After X years with the organization or even if we were just hired two years ago, we could be without a job. Soon enough we will have to fund our health insurance ourselves. And compete with too many talented professionals for work.
That's why, no matter how comfortable and confident we might feel about our work situation, we have to make it our business to keep re-working the resume.
We wonder if we are doing the resume the way the stars in our profession currently do it?
Where can we get our hands on the preferred current templates?
Has what goes in the Summary changed since we last hunted for work?
Should we leverage the buzzwords in our field or be more formal?
How much space should we allot for our accomplishments?
The good news is that ResumeLift.com provides answers to those questions. Free. Essentially ResumeLift.com is a multi-dimensional platform for job searchers. Through it:
We can access templates for resumes in diverse fields. They range from accounting and engineering to retail and sales. Yes, each line of work has its own kind of "rules" for how we are to present ourselves on paper.
Ask what we really need to know.

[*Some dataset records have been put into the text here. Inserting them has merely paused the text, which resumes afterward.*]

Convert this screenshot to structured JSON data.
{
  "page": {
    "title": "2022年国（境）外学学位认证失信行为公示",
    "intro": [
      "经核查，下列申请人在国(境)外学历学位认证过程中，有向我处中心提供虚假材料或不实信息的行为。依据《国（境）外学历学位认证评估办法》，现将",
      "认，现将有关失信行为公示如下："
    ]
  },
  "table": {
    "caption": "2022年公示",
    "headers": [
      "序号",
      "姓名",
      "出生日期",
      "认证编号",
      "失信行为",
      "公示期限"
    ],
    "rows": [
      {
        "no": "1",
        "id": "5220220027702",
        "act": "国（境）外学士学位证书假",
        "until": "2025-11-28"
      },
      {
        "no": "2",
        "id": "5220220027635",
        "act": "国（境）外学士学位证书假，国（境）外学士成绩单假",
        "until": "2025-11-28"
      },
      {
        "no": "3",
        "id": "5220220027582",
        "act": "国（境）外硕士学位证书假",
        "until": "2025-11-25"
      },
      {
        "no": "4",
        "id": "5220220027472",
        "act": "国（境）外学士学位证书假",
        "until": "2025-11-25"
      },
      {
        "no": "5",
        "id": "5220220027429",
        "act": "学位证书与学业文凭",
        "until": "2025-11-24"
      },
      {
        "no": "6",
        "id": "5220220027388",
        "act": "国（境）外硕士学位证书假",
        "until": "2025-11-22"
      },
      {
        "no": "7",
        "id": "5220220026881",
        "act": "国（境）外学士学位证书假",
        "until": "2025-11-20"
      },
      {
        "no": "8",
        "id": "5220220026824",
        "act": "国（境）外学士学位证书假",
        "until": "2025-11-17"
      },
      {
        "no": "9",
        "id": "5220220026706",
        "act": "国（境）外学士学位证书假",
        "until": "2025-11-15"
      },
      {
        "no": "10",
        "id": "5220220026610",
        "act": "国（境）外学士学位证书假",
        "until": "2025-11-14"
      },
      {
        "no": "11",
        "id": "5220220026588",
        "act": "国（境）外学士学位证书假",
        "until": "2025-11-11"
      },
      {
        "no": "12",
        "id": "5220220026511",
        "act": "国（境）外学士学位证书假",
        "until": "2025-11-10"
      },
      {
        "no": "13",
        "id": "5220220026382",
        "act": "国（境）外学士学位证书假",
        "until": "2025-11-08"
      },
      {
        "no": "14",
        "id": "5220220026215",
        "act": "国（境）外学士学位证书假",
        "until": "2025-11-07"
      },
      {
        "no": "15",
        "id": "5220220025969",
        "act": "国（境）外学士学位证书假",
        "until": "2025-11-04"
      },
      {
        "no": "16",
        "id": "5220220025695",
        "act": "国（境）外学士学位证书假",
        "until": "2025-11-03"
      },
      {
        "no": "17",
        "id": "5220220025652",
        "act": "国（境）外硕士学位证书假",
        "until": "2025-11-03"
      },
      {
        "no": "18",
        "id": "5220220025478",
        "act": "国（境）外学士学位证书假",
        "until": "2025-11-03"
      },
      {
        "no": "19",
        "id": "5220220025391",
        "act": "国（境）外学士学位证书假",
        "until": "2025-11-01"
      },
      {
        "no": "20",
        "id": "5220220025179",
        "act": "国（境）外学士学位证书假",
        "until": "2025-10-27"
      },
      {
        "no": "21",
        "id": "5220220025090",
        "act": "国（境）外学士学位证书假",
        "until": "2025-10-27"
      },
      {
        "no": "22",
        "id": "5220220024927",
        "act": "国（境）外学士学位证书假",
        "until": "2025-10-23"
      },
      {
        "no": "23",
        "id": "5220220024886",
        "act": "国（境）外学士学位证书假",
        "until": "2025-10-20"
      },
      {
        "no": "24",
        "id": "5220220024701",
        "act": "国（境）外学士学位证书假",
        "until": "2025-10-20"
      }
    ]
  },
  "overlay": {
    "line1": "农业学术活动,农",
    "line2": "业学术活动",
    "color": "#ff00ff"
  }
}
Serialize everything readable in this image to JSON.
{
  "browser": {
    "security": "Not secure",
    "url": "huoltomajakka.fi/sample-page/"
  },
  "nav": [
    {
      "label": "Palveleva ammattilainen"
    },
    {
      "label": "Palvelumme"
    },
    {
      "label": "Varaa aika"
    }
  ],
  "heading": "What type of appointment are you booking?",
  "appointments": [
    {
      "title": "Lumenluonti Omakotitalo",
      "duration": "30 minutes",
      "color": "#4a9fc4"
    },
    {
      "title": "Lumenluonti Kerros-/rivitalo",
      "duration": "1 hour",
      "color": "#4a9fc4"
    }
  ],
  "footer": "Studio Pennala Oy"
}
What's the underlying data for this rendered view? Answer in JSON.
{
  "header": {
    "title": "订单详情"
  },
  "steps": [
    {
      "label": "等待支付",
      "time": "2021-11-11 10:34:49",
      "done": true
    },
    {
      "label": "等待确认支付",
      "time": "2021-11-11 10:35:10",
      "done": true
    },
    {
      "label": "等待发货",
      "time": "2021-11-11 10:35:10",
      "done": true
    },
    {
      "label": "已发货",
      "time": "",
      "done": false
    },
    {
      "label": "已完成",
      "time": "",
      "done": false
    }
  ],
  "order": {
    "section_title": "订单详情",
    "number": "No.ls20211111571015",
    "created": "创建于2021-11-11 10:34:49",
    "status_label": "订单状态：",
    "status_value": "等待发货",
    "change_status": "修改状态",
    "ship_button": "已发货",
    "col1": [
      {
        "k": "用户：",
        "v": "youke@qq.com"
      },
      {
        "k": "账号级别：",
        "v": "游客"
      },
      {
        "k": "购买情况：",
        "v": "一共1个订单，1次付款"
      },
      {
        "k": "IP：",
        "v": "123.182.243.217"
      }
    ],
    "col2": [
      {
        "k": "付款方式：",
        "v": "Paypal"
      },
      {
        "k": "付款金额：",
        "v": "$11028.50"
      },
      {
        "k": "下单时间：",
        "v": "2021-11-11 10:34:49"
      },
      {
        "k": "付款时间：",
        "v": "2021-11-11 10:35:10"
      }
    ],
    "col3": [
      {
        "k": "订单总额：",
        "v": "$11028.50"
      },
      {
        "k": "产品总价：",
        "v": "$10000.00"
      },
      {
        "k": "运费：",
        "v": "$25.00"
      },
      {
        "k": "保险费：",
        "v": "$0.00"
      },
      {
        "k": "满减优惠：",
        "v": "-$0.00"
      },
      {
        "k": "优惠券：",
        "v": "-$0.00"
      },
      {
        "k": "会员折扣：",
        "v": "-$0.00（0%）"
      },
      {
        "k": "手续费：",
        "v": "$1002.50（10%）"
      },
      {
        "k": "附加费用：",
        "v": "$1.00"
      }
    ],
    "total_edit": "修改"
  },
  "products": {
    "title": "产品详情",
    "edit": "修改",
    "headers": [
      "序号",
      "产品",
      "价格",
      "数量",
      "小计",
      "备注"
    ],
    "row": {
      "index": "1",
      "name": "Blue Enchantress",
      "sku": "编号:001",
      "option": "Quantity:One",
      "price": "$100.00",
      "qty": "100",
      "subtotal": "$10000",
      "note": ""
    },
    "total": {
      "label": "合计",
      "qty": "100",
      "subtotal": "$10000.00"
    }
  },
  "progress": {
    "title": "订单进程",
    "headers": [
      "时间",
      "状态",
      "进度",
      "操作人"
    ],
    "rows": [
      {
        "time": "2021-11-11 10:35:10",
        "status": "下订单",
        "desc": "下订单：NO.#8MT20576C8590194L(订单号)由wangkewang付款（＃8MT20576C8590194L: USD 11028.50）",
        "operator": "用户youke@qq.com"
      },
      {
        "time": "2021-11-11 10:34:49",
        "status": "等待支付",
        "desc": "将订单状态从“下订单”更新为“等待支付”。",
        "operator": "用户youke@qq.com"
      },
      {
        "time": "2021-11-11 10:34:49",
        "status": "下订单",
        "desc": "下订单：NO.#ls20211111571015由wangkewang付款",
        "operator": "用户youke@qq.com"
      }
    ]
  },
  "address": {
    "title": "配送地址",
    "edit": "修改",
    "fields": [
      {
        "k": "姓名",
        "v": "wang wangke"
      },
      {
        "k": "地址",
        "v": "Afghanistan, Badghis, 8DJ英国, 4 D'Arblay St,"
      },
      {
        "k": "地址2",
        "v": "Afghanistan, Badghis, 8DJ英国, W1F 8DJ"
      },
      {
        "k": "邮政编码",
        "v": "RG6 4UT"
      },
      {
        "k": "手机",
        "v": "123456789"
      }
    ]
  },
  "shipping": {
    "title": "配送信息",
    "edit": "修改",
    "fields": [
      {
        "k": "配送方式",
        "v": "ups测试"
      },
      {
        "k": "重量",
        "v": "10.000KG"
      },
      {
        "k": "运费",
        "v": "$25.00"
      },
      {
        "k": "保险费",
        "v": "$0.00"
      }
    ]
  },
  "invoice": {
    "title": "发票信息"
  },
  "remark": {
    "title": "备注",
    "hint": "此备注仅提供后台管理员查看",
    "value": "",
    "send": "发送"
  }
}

Too much of the job search advice out there is 20th-century, generic and unduly optimistic.
Access research about trends in industries and career paths. Here is an example.
Create and edit our resumes online, in real time. We can think of the process as Lego Blocks for adults. We can keep reconfiguring the elements until we get it perfect, at least for the time being.
Build our cover letter, online and in real time. From the resume we can derive the elements we need for a cover letter which differentiates us from the other 300 professionals who answer a help-wanted.
And more. We can visit the website and explore how we can use this tool for our unique job search.
Way back in the 1970s, long before the hunt for good jobs became a dogfight, an amazing career guide was published. That was and still is "What Color Is Your Parachute?" Every year a new edition is on the market.
In the book, the author Richard Bolles documents that the person who is hired is not necessarily the most qualified. It's the person who is most skilled at applying for work.
We can be that "most skilled" person in 2017.